During the first week of “Approximately Equal,” all of the windows of the space were covered by flat boxes, creating a wall across the gallery that separated the viewer from the interior. Hagevik Bringaker explained that it felt “like a secret at the beginning,” one that was eventually revealed through the process of removing the boxes one by one, and changing the sculptural quality they assumed many times a week. As the space opened up and was re-imagined with heightened intricacy over time, Hagevik Bringaker began to create of sculptural drawings, rubbing charcoal on strings, tracing their lines, and marking the strings’ shadows that were cast by movable lights placed at various angles. This undertaking involved Hagevik Bringaker being covered in charcoal — her fingerprints and footprints appeared everywhere as traces of her embodied performance, echoing the complex, unmetered movements that surrounded the space.
Hagevik Bringaker and Tor Erik Bøe, together collaborate on Trollkrem (translates to Troll Cream, named after a traditional Norwegian dessert), an artist run, traveling performance and sculpture project. Trollkrem will participate at Printed Matter’s upcoming New York Art Book Fair at MoMA PS1, as part of the NORWAY FOCUS: KUNSTNERBØKER program. At the Fair, Trollkrem will present a series of tribute posters that portray Norwegian performance artists, in collaboration with more than a dozen photographers and graphic designers.
On the staircase of MoMA PS1 on Saturday, September 27, at 1 pm Trollkrem promises “flamboyant and weird” performances with their “favorite American and Scandinavian performance artists.” The Los Angeles based artist, singer, filmmaker and composer “Actually” aka Ashley Huizenga will perform.

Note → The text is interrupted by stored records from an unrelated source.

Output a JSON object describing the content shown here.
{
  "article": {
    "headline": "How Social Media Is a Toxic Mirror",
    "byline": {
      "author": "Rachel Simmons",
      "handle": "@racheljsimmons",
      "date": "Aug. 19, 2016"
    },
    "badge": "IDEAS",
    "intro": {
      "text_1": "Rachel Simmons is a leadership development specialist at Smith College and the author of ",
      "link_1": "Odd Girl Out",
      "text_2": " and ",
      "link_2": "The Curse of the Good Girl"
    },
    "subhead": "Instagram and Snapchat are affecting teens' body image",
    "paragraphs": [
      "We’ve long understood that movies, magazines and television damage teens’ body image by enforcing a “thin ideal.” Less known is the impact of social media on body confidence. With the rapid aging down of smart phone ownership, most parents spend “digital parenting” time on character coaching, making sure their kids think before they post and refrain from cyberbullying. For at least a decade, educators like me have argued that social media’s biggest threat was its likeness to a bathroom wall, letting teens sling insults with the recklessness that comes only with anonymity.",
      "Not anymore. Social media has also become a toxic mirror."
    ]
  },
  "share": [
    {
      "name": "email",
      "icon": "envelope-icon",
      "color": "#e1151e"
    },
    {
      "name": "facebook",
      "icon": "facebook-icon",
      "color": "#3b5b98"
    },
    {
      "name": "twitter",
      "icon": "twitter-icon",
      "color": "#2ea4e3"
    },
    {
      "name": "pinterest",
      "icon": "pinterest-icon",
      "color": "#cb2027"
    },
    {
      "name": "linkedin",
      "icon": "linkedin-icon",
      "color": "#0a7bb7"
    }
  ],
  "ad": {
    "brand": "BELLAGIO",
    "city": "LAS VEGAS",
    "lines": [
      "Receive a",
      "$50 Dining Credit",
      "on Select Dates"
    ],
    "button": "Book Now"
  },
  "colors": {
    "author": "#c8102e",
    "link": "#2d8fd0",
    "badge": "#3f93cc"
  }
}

The stairwell roster also includes Peter Clough, Vanessa Albury, Yngvill Rolland, Pia Eikaas, Jason Martin, Trollkrem, Tyler Matthew Oyer (TMO) and Lisa Lie.